In other cases, delays can be caused by your customers. Does this sound familiar? An OEM customer promises to award your company a parts supply contract, but the official purchase order lingers on someone’s desk for six months. You’d like to start working with an integrator to build a new line to make those parts, but you can’t until the PO arrives. In the meantime, the time required to do the job right has vanished. Your manufacturing team is left to scramble to meet the launch requirements. All of this is avoidable if OEMs would simply stop playing games and treat their suppliers as true partners.
How do you avoid project timing issues? The CMP’s executive summary should always include a section for identifying the most significant risks. Delays in appropriations approval should always be noted as a significant risk to the company achieving launch dates. Management won’t like being held accountable, and that is the problem!
Design changes are yet another common cause of capital disaster. Design changes can cripple a capital project. Early in the program, you will want to inquire about the stability of the design. Has your OEM customer signed off? Is there performance or a packaging issue that still needs to be resolved? The more you understand about the potential changes, the better you will able to manage the risk.
Design changes can affect the timing and the budget for a project. If there is a design change after you have kicked off with the machine builder, it is often best to negotiate a project hold depending on the timing and significance of the changes. When projects are allowed to limp along in limbo, they incur unnecessary costs from the vendor. Design changes can cause significant issues for machine builders because they have already allocated their resources. Delays create inefficiency. Inefficiency will cost your company, and you should not expect the machine builder to absorb those costs. It’s your company’s problem, not theirs.
How do you avoid design changes? The best strategy is to get involved early to understand the areas of risk. Do your best to pin down the design group as to when they will have a frozen design. In my experience, the product design team gets a free pass from accountability to a timeline, so you must be proactive. If you see a change coming, don’t give the green light to a machine builder unless you have to for timing purposes. Alert the vendor’s team leader immediately when you know a design change is coming. Communication is vital!

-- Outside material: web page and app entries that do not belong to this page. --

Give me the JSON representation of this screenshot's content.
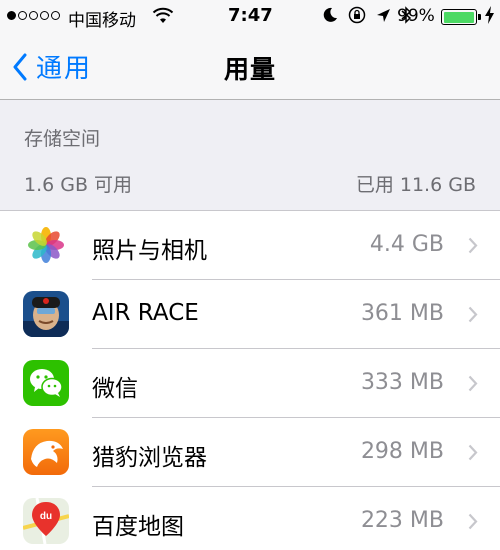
{
  "status_bar": {
    "carrier": "中国移动",
    "time": "7:47",
    "battery_percent": "99%",
    "battery_level": 0.99,
    "battery_color": "#4cd964"
  },
  "nav": {
    "back_label": "通用",
    "title": "用量",
    "accent_color": "#007aff"
  },
  "storage": {
    "header": "存储空间",
    "available": "1.6 GB 可用",
    "used": "已用 11.6 GB"
  },
  "apps": [
    {
      "name": "照片与相机",
      "size": "4.4 GB",
      "icon": "photos-icon"
    },
    {
      "name": "AIR RACE",
      "size": "361 MB",
      "icon": "air-race-icon"
    },
    {
      "name": "微信",
      "size": "333 MB",
      "icon": "wechat-icon"
    },
    {
      "name": "猎豹浏览器",
      "size": "298 MB",
      "icon": "cheetah-browser-icon"
    },
    {
      "name": "百度地图",
      "size": "223 MB",
      "icon": "baidu-map-icon"
    }
  ]
}
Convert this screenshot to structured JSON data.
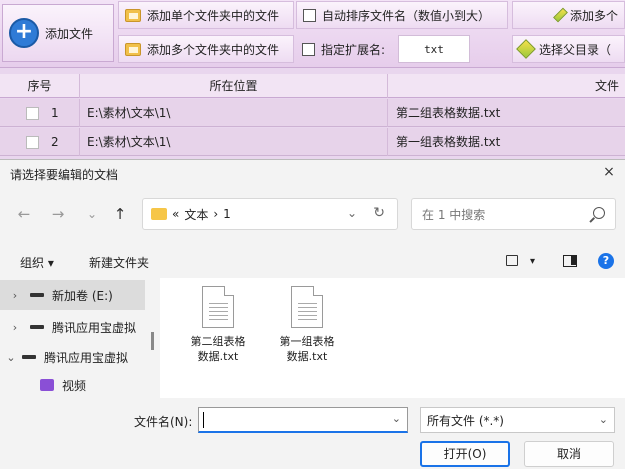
{
  "toolbar": {
    "add_file": "添加文件",
    "add_single_folder": "添加单个文件夹中的文件",
    "auto_sort": "自动排序文件名（数值小到大）",
    "add_more_partial": "添加多个",
    "add_multi_folder": "添加多个文件夹中的文件",
    "specify_ext_label": "指定扩展名:",
    "ext_value": "txt",
    "select_parent_partial": "选择父目录（"
  },
  "grid": {
    "headers": [
      "序号",
      "所在位置",
      "文件"
    ],
    "rows": [
      {
        "num": "1",
        "location": "E:\\素材\\文本\\1\\",
        "file": "第二组表格数据.txt"
      },
      {
        "num": "2",
        "location": "E:\\素材\\文本\\1\\",
        "file": "第一组表格数据.txt"
      }
    ]
  },
  "dialog": {
    "title": "请选择要编辑的文档",
    "close": "×",
    "back": "←",
    "forward": "→",
    "recent": "⌄",
    "up": "↑",
    "breadcrumb": {
      "prefix": "«",
      "parts": [
        "文本",
        "›",
        "1"
      ]
    },
    "refresh": "↻",
    "search_placeholder": "在 1 中搜索",
    "organize": "组织 ▾",
    "new_folder": "新建文件夹",
    "view_dropdown": "▾",
    "help": "?",
    "nav": [
      {
        "chev": "›",
        "label": "新加卷 (E:)"
      },
      {
        "chev": "›",
        "label": "腾讯应用宝虚拟"
      },
      {
        "chev": "⌄",
        "label": "腾讯应用宝虚拟"
      },
      {
        "chev": "",
        "label": "视频"
      }
    ],
    "files": [
      {
        "line1": "第二组表格",
        "line2": "数据.txt"
      },
      {
        "line1": "第一组表格",
        "line2": "数据.txt"
      }
    ],
    "filename_label": "文件名(N):",
    "filename_value": "",
    "filter_value": "所有文件 (*.*)",
    "open": "打开(O)",
    "cancel": "取消"
  },
  "colors": {
    "accent": "#1a73e8",
    "app_bg": "#e9d6ee"
  }
}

The sixth major reason for capital disaster is a lack of a detailed runoff plan. The best strategy for a runoff is to get your team involved in establishing the criteria for equipment acceptance. The quality engineer should provide a quality plan and all necessary gauging. The materials group should have all the necessary parts shipped to the equipment builder. The equipment builder should provide an inventory upon receipt of parts to make sure all parts are accounted for and ready to go. The safety team should have already been to the supplier to sign off, ensuring the equipment meets safety standards. The maintenance team should have been to the builder several times to identify any concerns regarding specification compliance. The operations group should have been alerted as to the number of operators that will be required for runoff, and all travel arrangements should be made. There should be a detailed onsite plan to prep, train, and qualify the equipment to ensure that the operators are used efficiently so they can return to your plant as soon as possible.
How do you avoid not having a runoff plan? Make a plan well ahead of the actual runoff. You will want to have your team members provide you with plans for their areas of responsibility. Reviewing the plan before and during runoff is critical to keeping things running smoothly!